Both have 7 KB of Flash and 4kBytes of Program Memory but 724 has only 192Bytes of RAM and 1933 has 256Bytes of RAM+EEPROM
Not a problem in any case , they are ok .
Since the 724 only costs $SGD0.61/pc at 1+ quantities , it's basically a STEAL .
Hiatus

DavenPaget

Re: How to get started with PIC?
« Reply #18 on: February 18, 2012, 01:46:55 PM »
Do NOT use the pic16f84!  ;) ;)

I guess reasons to use it are that there is a lot already written for it, and there aren't many features which makes it a bit easier to use. But the 16f628a and 16f88 are better in every way, and cheaper too! But still, the code is very similar, so if you want to learn something, you can port something written on the f84 to f88 fairly easily.

http://www.finitesite.com/d3jsys/16F88.html

Good luck! The rest of the advice here seems pretty sound. I'd also recommend a pickit2 and mplab. After trying mplab X for a while, I still prefer 8.
Yep , even now the F88 is obsolete .
I just wrote up some chips which are cheaper and better , but i'm not sure if they will run the same code
MPLAB is better honestly , MPLAB X is SLOW but i can tell it's Eclipse-based like Netbeans ( that's a java compiler ! ) and Atollic Truestudio .
Hiatus

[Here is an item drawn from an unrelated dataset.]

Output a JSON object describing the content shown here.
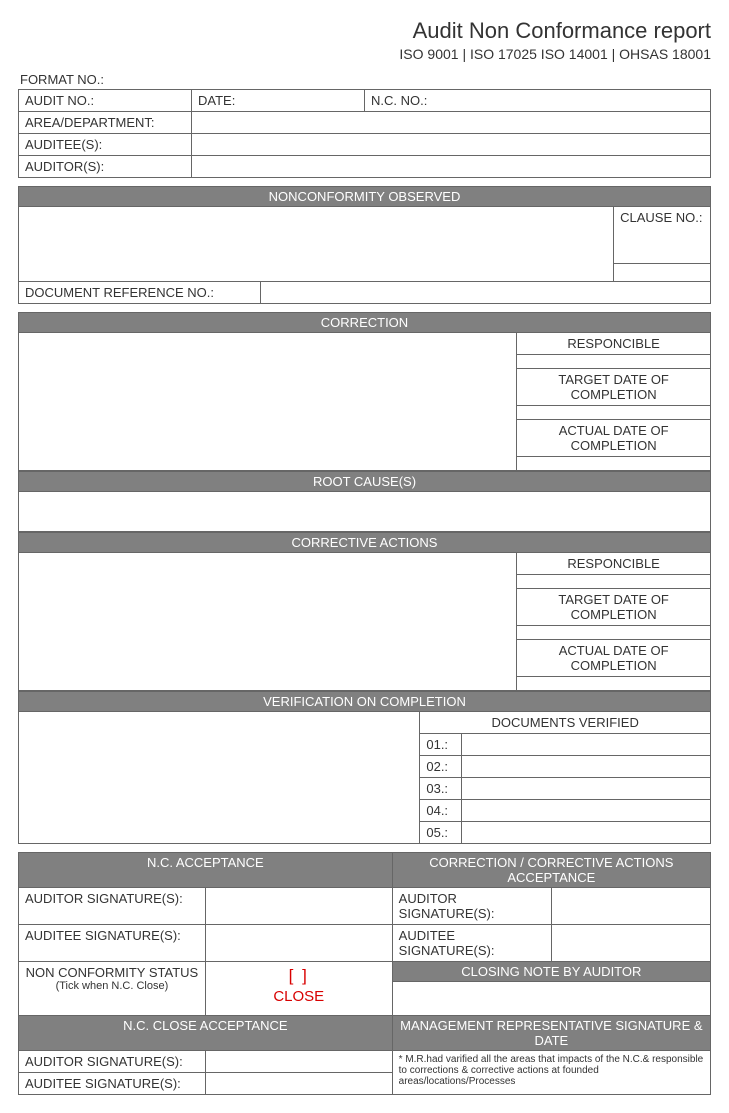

Gurner

Re: How to get started with PIC?
« Reply #19 on: February 25, 2012, 06:52:20 PM »
There's a lot to be said with startiung on a low end basic PIC...else you'll be swamped with the huge amount of new info to take in setting up all the peripherals.

My preferred PIC of choice nowadays is a 16F1828 (it's chocka with stuff for just a quid), but I wouldn't recommend it to a beginner ....when I started learning this stuff a couple of years ago the starter kit came bundled with a PIC16f690 which was peripheral rich, but an absolute bar steward as a starter PIC! (and hampered me no end), So perhaps start with a lowly PIC...wrap your head around what they're doing with all the registers & then gear up & start getting into some funky more powerful PICs.